Work instructions:
Output each record exactly, excluding pictures.
============
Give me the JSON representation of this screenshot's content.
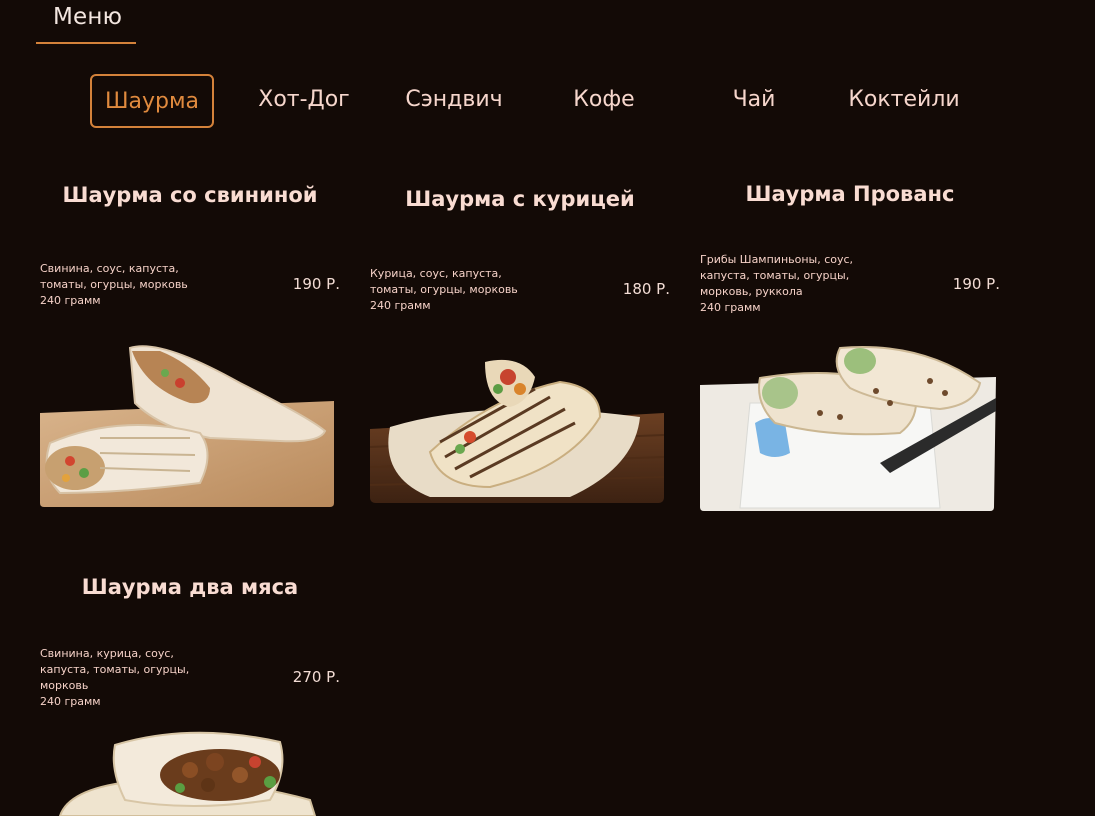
{
  "header": {
    "title": "Меню"
  },
  "tabs": [
    {
      "label": "Шаурма",
      "active": true
    },
    {
      "label": "Хот-Дог",
      "active": false
    },
    {
      "label": "Сэндвич",
      "active": false
    },
    {
      "label": "Кофе",
      "active": false
    },
    {
      "label": "Чай",
      "active": false
    },
    {
      "label": "Коктейли",
      "active": false
    }
  ],
  "items": [
    {
      "title": "Шаурма со свининой",
      "desc_lines": [
        "Свинина, соус, капуста,",
        "томаты, огурцы, морковь",
        "240 грамм"
      ],
      "price": "190 Р."
    },
    {
      "title": "Шаурма с курицей",
      "desc_lines": [
        "Курица, соус, капуста,",
        "томаты, огурцы, морковь",
        "240 грамм"
      ],
      "price": "180 Р."
    },
    {
      "title": "Шаурма Прованс",
      "desc_lines": [
        "Грибы Шампиньоны, соус,",
        "капуста, томаты, огурцы,",
        "морковь, руккола",
        "240 грамм"
      ],
      "price": "190 Р."
    },
    {
      "title": "Шаурма два мяса",
      "desc_lines": [
        "Свинина, курица, соус,",
        "капуста, томаты, огурцы,",
        "морковь",
        "240 грамм"
      ],
      "price": "270 Р."
    }
  ],
  "colors": {
    "background": "#130a06",
    "accent": "#d4823a",
    "text": "#f6d6cc"
  }
}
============
Exercise response:
Give me the JSON representation of this screenshot's content.
{
  "header": {
    "title": "Меню"
  },
  "tabs": [
    {
      "label": "Шаурма",
      "active": true
    },
    {
      "label": "Хот-Дог",
      "active": false
    },
    {
      "label": "Сэндвич",
      "active": false
    },
    {
      "label": "Кофе",
      "active": false
    },
    {
      "label": "Чай",
      "active": false
    },
    {
      "label": "Коктейли",
      "active": false
    }
  ],
  "items": [
    {
      "title": "Шаурма со свининой",
      "desc_lines": [
        "Свинина, соус, капуста,",
        "томаты, огурцы, морковь",
        "240 грамм"
      ],
      "price": "190 Р."
    },
    {
      "title": "Шаурма с курицей",
      "desc_lines": [
        "Курица, соус, капуста,",
        "томаты, огурцы, морковь",
        "240 грамм"
      ],
      "price": "180 Р."
    },
    {
      "title": "Шаурма Прованс",
      "desc_lines": [
        "Грибы Шампиньоны, соус,",
        "капуста, томаты, огурцы,",
        "морковь, руккола",
        "240 грамм"
      ],
      "price": "190 Р."
    },
    {
      "title": "Шаурма два мяса",
      "desc_lines": [
        "Свинина, курица, соус,",
        "капуста, томаты, огурцы,",
        "морковь",
        "240 грамм"
      ],
      "price": "270 Р."
    }
  ],
  "colors": {
    "background": "#130a06",
    "accent": "#d4823a",
    "text": "#f6d6cc"
  }
}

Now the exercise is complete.